Demand among motorists for black boxes that monitor driving habits and help to determine insurance prices is hugely increasing, according to Paul Geddes, the CEO of insurer Direct Line Group.
In a Q&A released by the firm after its latest financial results, Geddes said that telematics was "something really big for the future".
"We're sending out lots of these little black boxes, which slot into the diagnostic port in people's cars. The appeal of that is going up, over 50 per cent of drivers that we speak to on the phone - young drivers - take one of these boxes out," he stated.
Insurers say that the telematics devices can enable consumers to get discounts, while also allowing the insurance companies to better differentiate between good and bad drivers.
Geddes believes that Direct Line will make "more and more use of the data [the firm] gets out of these devices".
The insurance firm has put a strategic investment into The Floow, a firm that specialises in data analytics, to help it to digest the data it retrieves from the black boxes.
Rival insurance company AXA's group CIO and COO, Kevin Murray, told Computing that the use of telematics would be the norm in five years, citing the growing use of the technology in the US as a template for the UK.
"Consumers will be able to give up the data for the right price. As long as there is a benefit for the consumer, we're betting that it's going to be the norm," he said.
Direct Line migration from RBS continues
Meanwhile, Direct Line also said that it is has continued to roll out its new data centres in conjunction with Capgemini and new voice and desktop tools as part of its IT migration away from RBS.
The firm signed a £100m five-year contract with Capgemini in January to design, deliver and run a new IT infrastructure. The company said that the total cost base for the first half of 2014 was 5.4 per cent lower than the first half of 2013 as the benefits from initiatives such as the IT migration project began to emerge.

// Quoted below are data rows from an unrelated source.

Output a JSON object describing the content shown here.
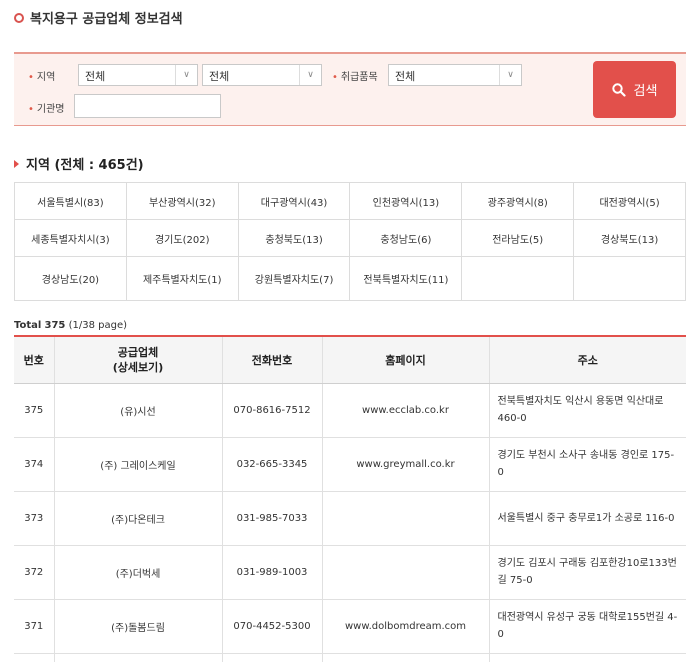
{
  "page": {
    "title": "복지용구 공급업체 정보검색"
  },
  "search": {
    "region_label": "지역",
    "region_select1": "전체",
    "region_select2": "전체",
    "item_label": "취급품목",
    "item_select": "전체",
    "org_label": "기관명",
    "org_value": "",
    "button_label": "검색",
    "dot": "•"
  },
  "region_section": {
    "title": "지역 (전체 : 465건)",
    "rows": [
      [
        "서울특별시(83)",
        "부산광역시(32)",
        "대구광역시(43)",
        "인천광역시(13)",
        "광주광역시(8)",
        "대전광역시(5)"
      ],
      [
        "세종특별자치시(3)",
        "경기도(202)",
        "충청북도(13)",
        "충청남도(6)",
        "전라남도(5)",
        "경상북도(13)"
      ],
      [
        "경상남도(20)",
        "제주특별자치도(1)",
        "강원특별자치도(7)",
        "전북특별자치도(11)",
        "",
        ""
      ]
    ]
  },
  "results": {
    "total_label": "Total",
    "total_count": "375",
    "page_info": "(1/38 page)",
    "headers": [
      "번호",
      "공급업체\n(상세보기)",
      "전화번호",
      "홈페이지",
      "주소"
    ],
    "rows": [
      {
        "no": "375",
        "name": "(유)시선",
        "phone": "070-8616-7512",
        "web": "www.ecclab.co.kr",
        "addr": "전북특별자치도 익산시 용동면 익산대로 460-0"
      },
      {
        "no": "374",
        "name": "(주) 그레이스케일",
        "phone": "032-665-3345",
        "web": "www.greymall.co.kr",
        "addr": "경기도 부천시 소사구 송내동 경인로 175-0"
      },
      {
        "no": "373",
        "name": "(주)다온테크",
        "phone": "031-985-7033",
        "web": "",
        "addr": "서울특별시 중구 충무로1가 소공로 116-0"
      },
      {
        "no": "372",
        "name": "(주)더벅세",
        "phone": "031-989-1003",
        "web": "",
        "addr": "경기도 김포시 구래동 김포한강10로133번길 75-0"
      },
      {
        "no": "371",
        "name": "(주)돌봄드림",
        "phone": "070-4452-5300",
        "web": "www.dolbomdream.com",
        "addr": "대전광역시 유성구 궁동 대학로155번길 4-0"
      }
    ]
  },
  "colors": {
    "accent": "#e2504b",
    "search_bg": "#fdf1ee"
  }
}
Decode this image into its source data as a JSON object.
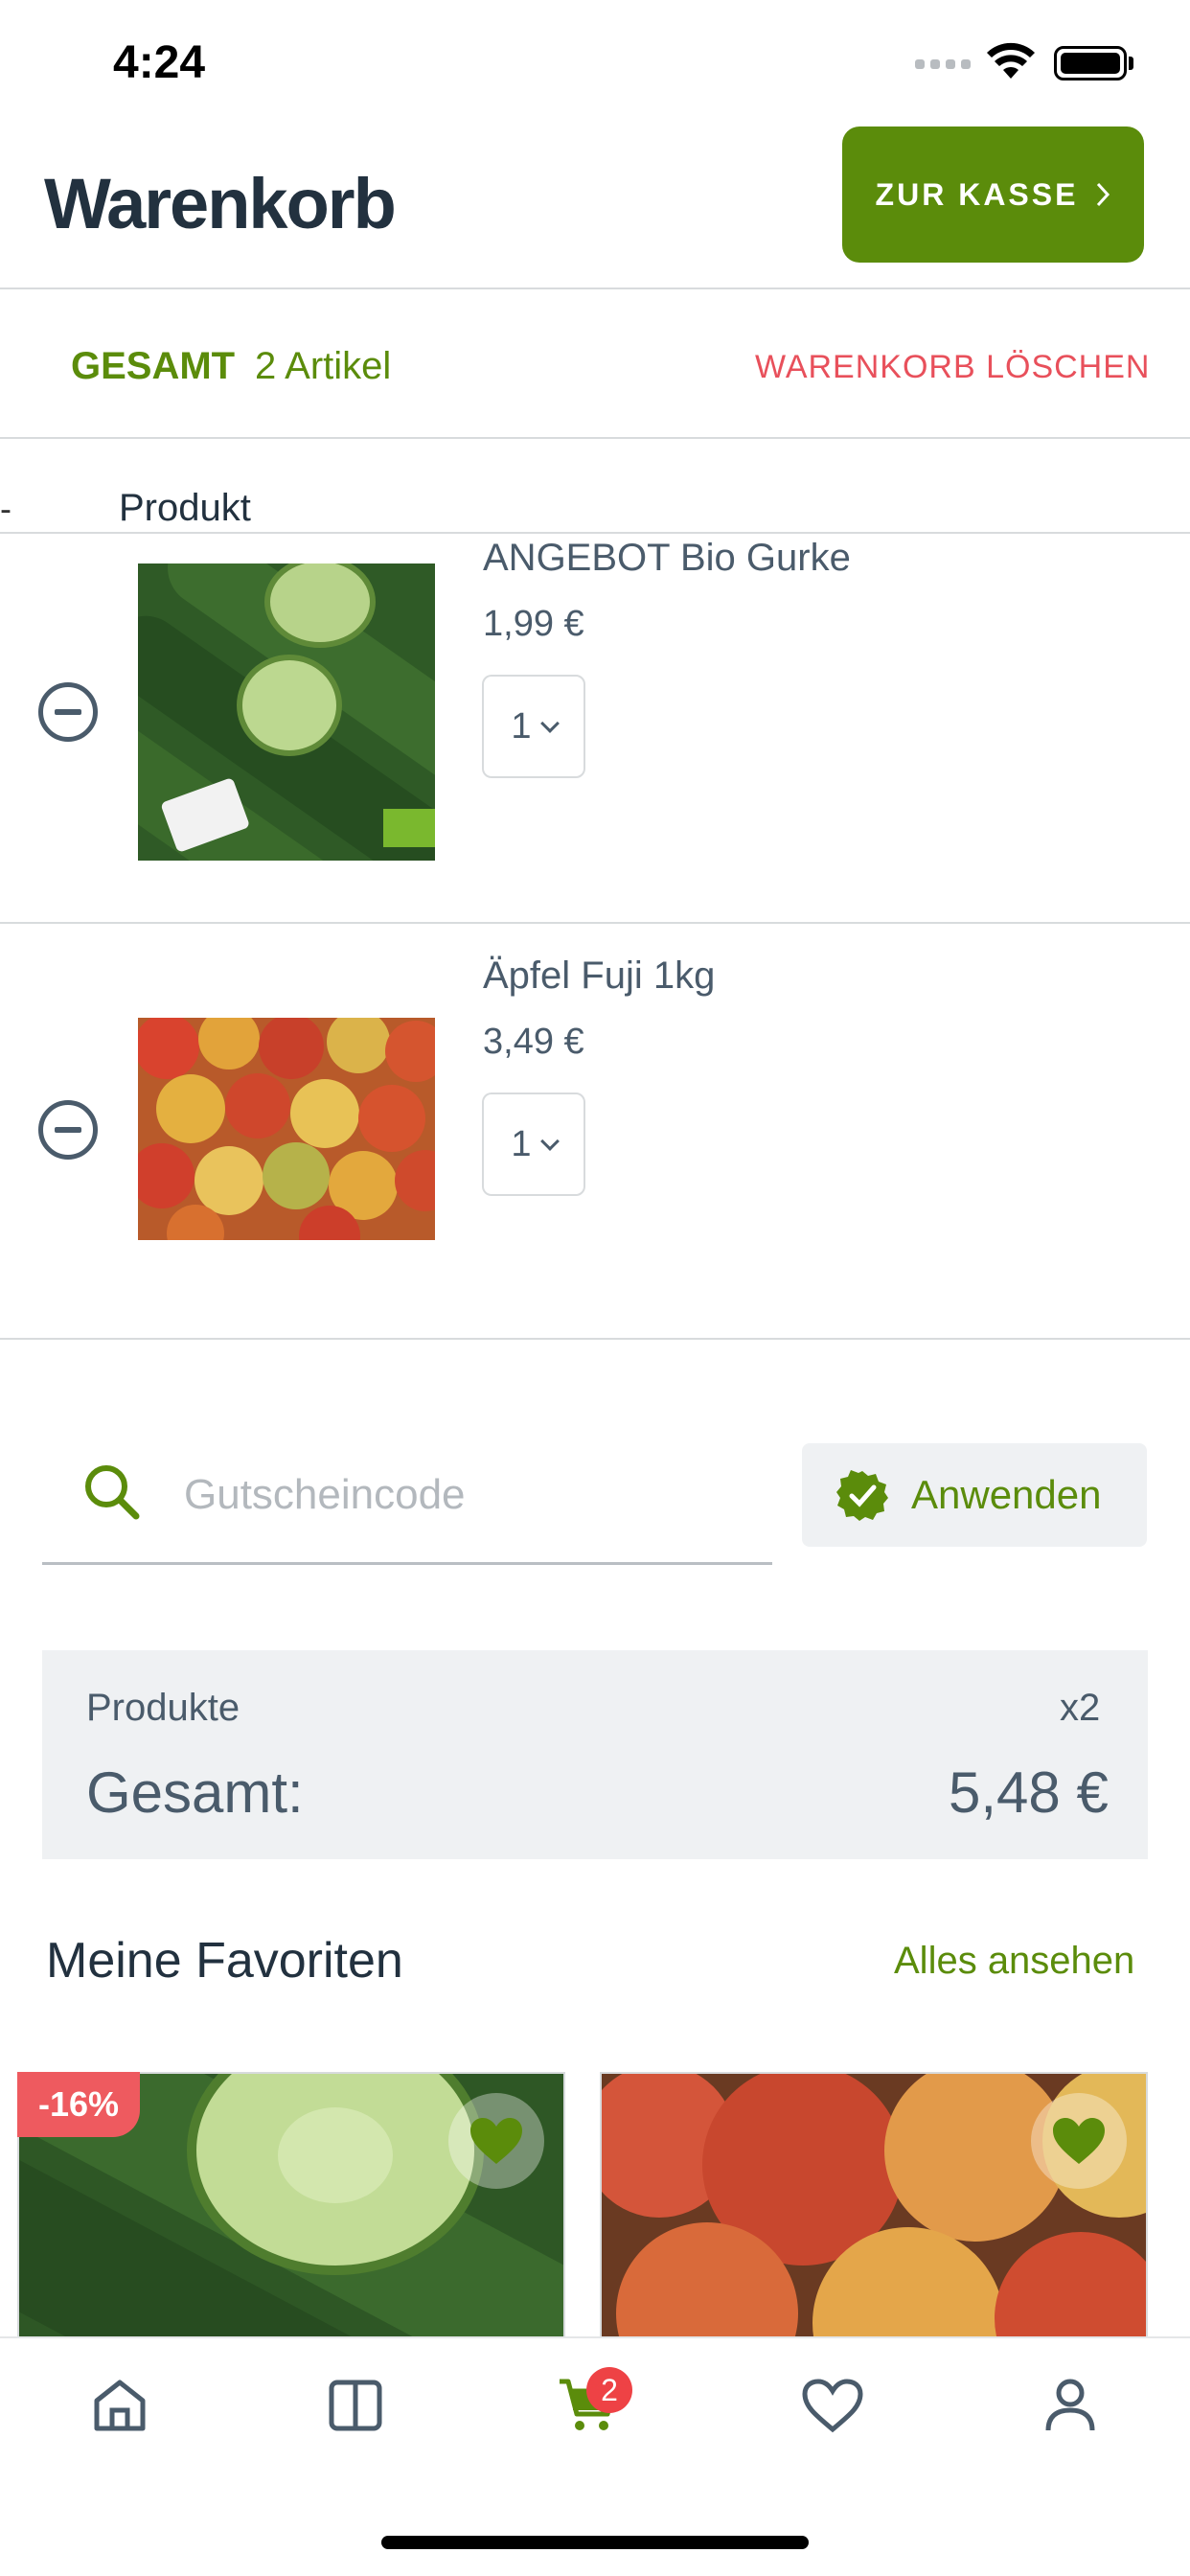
{
  "status_bar": {
    "time": "4:24"
  },
  "header": {
    "title": "Warenkorb",
    "checkout_label": "ZUR KASSE"
  },
  "cart_summary": {
    "gesamt_label": "GESAMT",
    "artikel_count": "2 Artikel",
    "clear_label": "WARENKORB LÖSCHEN"
  },
  "columns": {
    "dash": "-",
    "product": "Produkt"
  },
  "items": [
    {
      "name": "ANGEBOT Bio Gurke",
      "price": "1,99 €",
      "quantity": "1"
    },
    {
      "name": "Äpfel Fuji 1kg",
      "price": "3,49 €",
      "quantity": "1"
    }
  ],
  "coupon": {
    "placeholder": "Gutscheincode",
    "apply_label": "Anwenden"
  },
  "summary": {
    "produkte_label": "Produkte",
    "produkte_count": "x2",
    "gesamt_label": "Gesamt:",
    "total": "5,48 €"
  },
  "favorites": {
    "title": "Meine Favoriten",
    "see_all": "Alles ansehen",
    "cards": [
      {
        "discount": "-16%"
      },
      {
        "discount": ""
      }
    ]
  },
  "tabbar": {
    "cart_badge": "2",
    "tabs": [
      "home-icon",
      "catalog-icon",
      "cart-icon",
      "heart-icon",
      "user-icon"
    ]
  },
  "colors": {
    "accent": "#5b8c0b",
    "danger": "#e8505b",
    "text": "#4a5b6b"
  }
}
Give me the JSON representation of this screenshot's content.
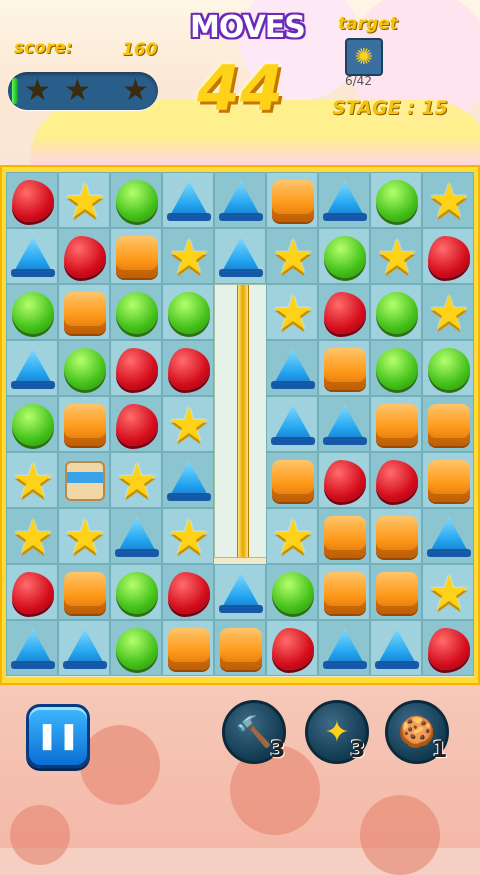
{
  "hud": {
    "score_label": "score:",
    "score_value": "160",
    "moves_label": "MOVES",
    "moves_value": "44",
    "target_label": "target",
    "target_progress": "6/42",
    "stage_text": "STAGE : 15",
    "rating_stars": [
      "★",
      "★",
      "★"
    ],
    "target_icon": "snowflake-block-icon"
  },
  "board": {
    "rows": 9,
    "cols": 9,
    "grid": [
      [
        "red",
        "star",
        "green",
        "blue",
        "blue",
        "orange",
        "blue",
        "green",
        "star"
      ],
      [
        "blue",
        "red",
        "orange",
        "star",
        "blue",
        "star",
        "green",
        "star",
        "red"
      ],
      [
        "green",
        "orange",
        "green",
        "green",
        "pipe",
        "star",
        "red",
        "green",
        "star"
      ],
      [
        "blue",
        "green",
        "red",
        "red",
        "pipe",
        "blue",
        "orange",
        "green",
        "green"
      ],
      [
        "green",
        "orange",
        "red",
        "star",
        "pipe",
        "blue",
        "blue",
        "orange",
        "orange"
      ],
      [
        "star",
        "smore",
        "star",
        "blue",
        "pipe",
        "orange",
        "red",
        "red",
        "orange"
      ],
      [
        "star",
        "star",
        "blue",
        "star",
        "pipe",
        "star",
        "orange",
        "orange",
        "blue"
      ],
      [
        "red",
        "orange",
        "green",
        "red",
        "blue",
        "green",
        "orange",
        "orange",
        "star"
      ],
      [
        "blue",
        "blue",
        "green",
        "orange",
        "orange",
        "red",
        "blue",
        "blue",
        "red"
      ]
    ],
    "colors": {
      "red": "#d40d1c",
      "green": "#44c21a",
      "blue": "#21a3ef",
      "orange": "#ff9a1a",
      "star": "#ffd21a"
    }
  },
  "boosters": [
    {
      "name": "hammer-booster",
      "icon": "🔨",
      "count": "3"
    },
    {
      "name": "color-bomb-booster",
      "icon": "✦",
      "count": "3"
    },
    {
      "name": "cookie-booster",
      "icon": "🍪",
      "count": "1"
    }
  ],
  "pause_icon": "❚❚"
}
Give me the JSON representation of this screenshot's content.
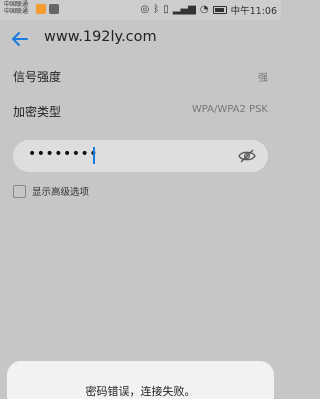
{
  "status_bar": {
    "carrier_1": "中国联通",
    "carrier_2": "中国联通",
    "time_prefix": "中午",
    "time": "11:06",
    "battery_level": 0.7
  },
  "header": {
    "title": "www.192ly.com"
  },
  "details": {
    "signal_label": "信号强度",
    "signal_value": "强",
    "encryption_label": "加密类型",
    "encryption_value": "WPA/WPA2 PSK"
  },
  "password": {
    "value": "••••••••"
  },
  "advanced": {
    "label": "显示高级选项"
  },
  "toast": {
    "message": "密码错误，连接失败。"
  },
  "colors": {
    "accent": "#1b7cde",
    "background": "#c6c6c6"
  }
}
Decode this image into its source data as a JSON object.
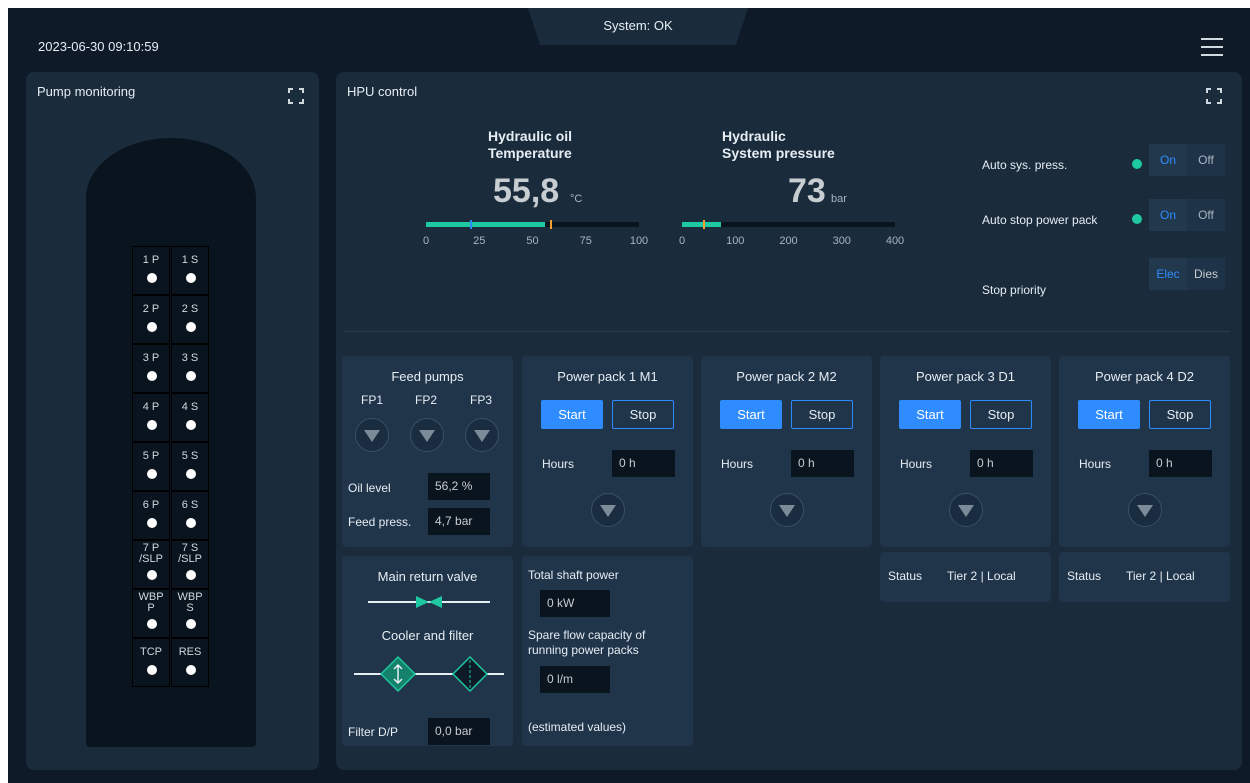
{
  "header": {
    "datetime": "2023-06-30 09:10:59",
    "system_status": "System: OK"
  },
  "pump_monitoring": {
    "title": "Pump monitoring",
    "pumps": [
      {
        "label": "1 P"
      },
      {
        "label": "1 S"
      },
      {
        "label": "2 P"
      },
      {
        "label": "2 S"
      },
      {
        "label": "3 P"
      },
      {
        "label": "3 S"
      },
      {
        "label": "4 P"
      },
      {
        "label": "4 S"
      },
      {
        "label": "5 P"
      },
      {
        "label": "5 S"
      },
      {
        "label": "6 P"
      },
      {
        "label": "6 S"
      },
      {
        "label": "7 P\n/SLP"
      },
      {
        "label": "7 S\n/SLP"
      },
      {
        "label": "WBP\nP"
      },
      {
        "label": "WBP\nS"
      },
      {
        "label": "TCP"
      },
      {
        "label": "RES"
      }
    ]
  },
  "hpu": {
    "title": "HPU control",
    "oil_temp": {
      "title": "Hydraulic oil\nTemperature",
      "value": "55,8",
      "unit": "°C",
      "fraction": 0.558,
      "ticks": [
        "0",
        "25",
        "50",
        "75",
        "100"
      ]
    },
    "sys_press": {
      "title": "Hydraulic\nSystem pressure",
      "value": "73",
      "unit": "bar",
      "fraction": 0.1825,
      "ticks": [
        "0",
        "100",
        "200",
        "300",
        "400"
      ]
    },
    "auto_sys_press": {
      "label": "Auto sys. press.",
      "on": "On",
      "off": "Off"
    },
    "auto_stop": {
      "label": "Auto stop power pack",
      "on": "On",
      "off": "Off"
    },
    "stop_priority": {
      "label": "Stop priority",
      "a": "Elec",
      "b": "Dies"
    }
  },
  "feed_pumps": {
    "title": "Feed pumps",
    "pumps": [
      "FP1",
      "FP2",
      "FP3"
    ],
    "oil_level_label": "Oil level",
    "oil_level": "56,2 %",
    "feed_press_label": "Feed press.",
    "feed_press": "4,7 bar"
  },
  "power_packs": [
    {
      "title": "Power pack 1 M1",
      "start": "Start",
      "stop": "Stop",
      "hours_label": "Hours",
      "hours": "0 h"
    },
    {
      "title": "Power pack 2 M2",
      "start": "Start",
      "stop": "Stop",
      "hours_label": "Hours",
      "hours": "0 h"
    },
    {
      "title": "Power pack 3 D1",
      "start": "Start",
      "stop": "Stop",
      "hours_label": "Hours",
      "hours": "0 h",
      "status_label": "Status",
      "status": "Tier 2 | Local"
    },
    {
      "title": "Power pack 4 D2",
      "start": "Start",
      "stop": "Stop",
      "hours_label": "Hours",
      "hours": "0 h",
      "status_label": "Status",
      "status": "Tier 2 | Local"
    }
  ],
  "return_valve": {
    "title": "Main return valve",
    "cooler_label": "Cooler and filter",
    "filter_dp_label": "Filter D/P",
    "filter_dp": "0,0 bar"
  },
  "shaft": {
    "title": "Total shaft power",
    "power": "0 kW",
    "spare_label": "Spare flow capacity of\nrunning power packs",
    "spare": "0 l/m",
    "note": "(estimated values)"
  },
  "colors": {
    "accent": "#2f8cff",
    "ok": "#1ec8a0",
    "panel": "#1a2b3c",
    "background": "#0e1a27"
  }
}
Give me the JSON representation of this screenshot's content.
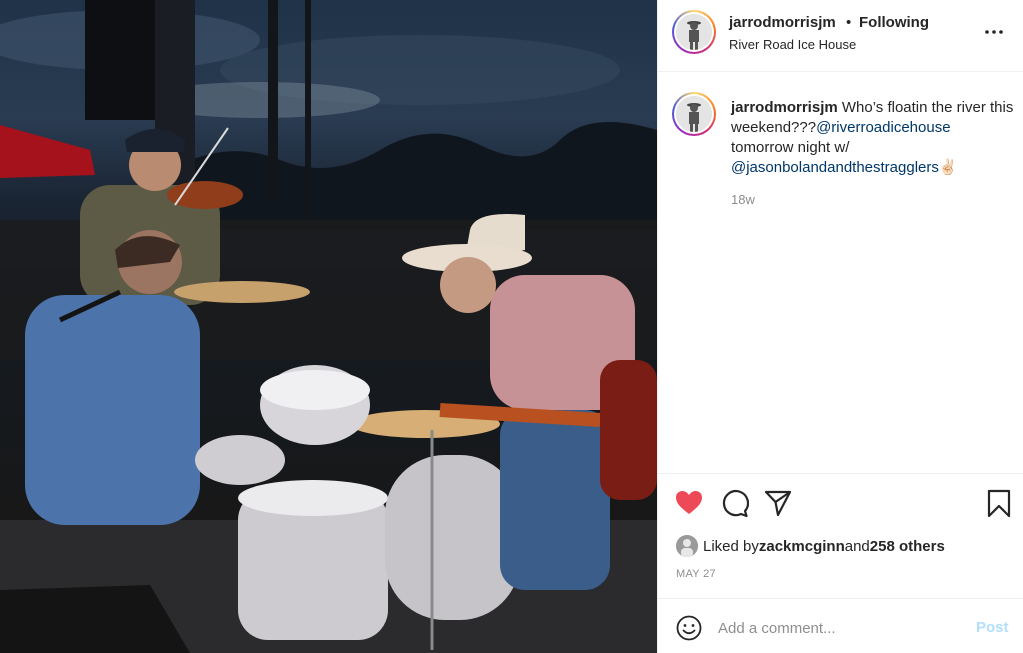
{
  "post": {
    "username": "jarrodmorrisjm",
    "separator": "•",
    "follow_status": "Following",
    "location": "River Road Ice House",
    "more_icon": "more-horizontal-icon"
  },
  "caption": {
    "username": "jarrodmorrisjm",
    "part1": " Who’s floatin the river this weekend???",
    "mention1": "@riverroadicehouse",
    "part2": " tomorrow night w/ ",
    "mention2": "@jasonbolandandthestragglers",
    "emoji": "✌🏻",
    "time": "18w"
  },
  "actions": {
    "liked": true,
    "heart_color": "#ed4956",
    "icons": [
      "heart-icon",
      "comment-icon",
      "share-icon",
      "bookmark-icon"
    ]
  },
  "likes": {
    "prefix": "Liked by ",
    "user": "zackmcginn",
    "and": " and ",
    "others": "258 others"
  },
  "date": "MAY 27",
  "comment": {
    "placeholder": "Add a comment...",
    "post_label": "Post"
  }
}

RBS has to divest the whole of the Direct Line Group by the end of 2014. In February, it announced plans to sell the remaining stake in the insurer, which could net the bank a cool £1bn.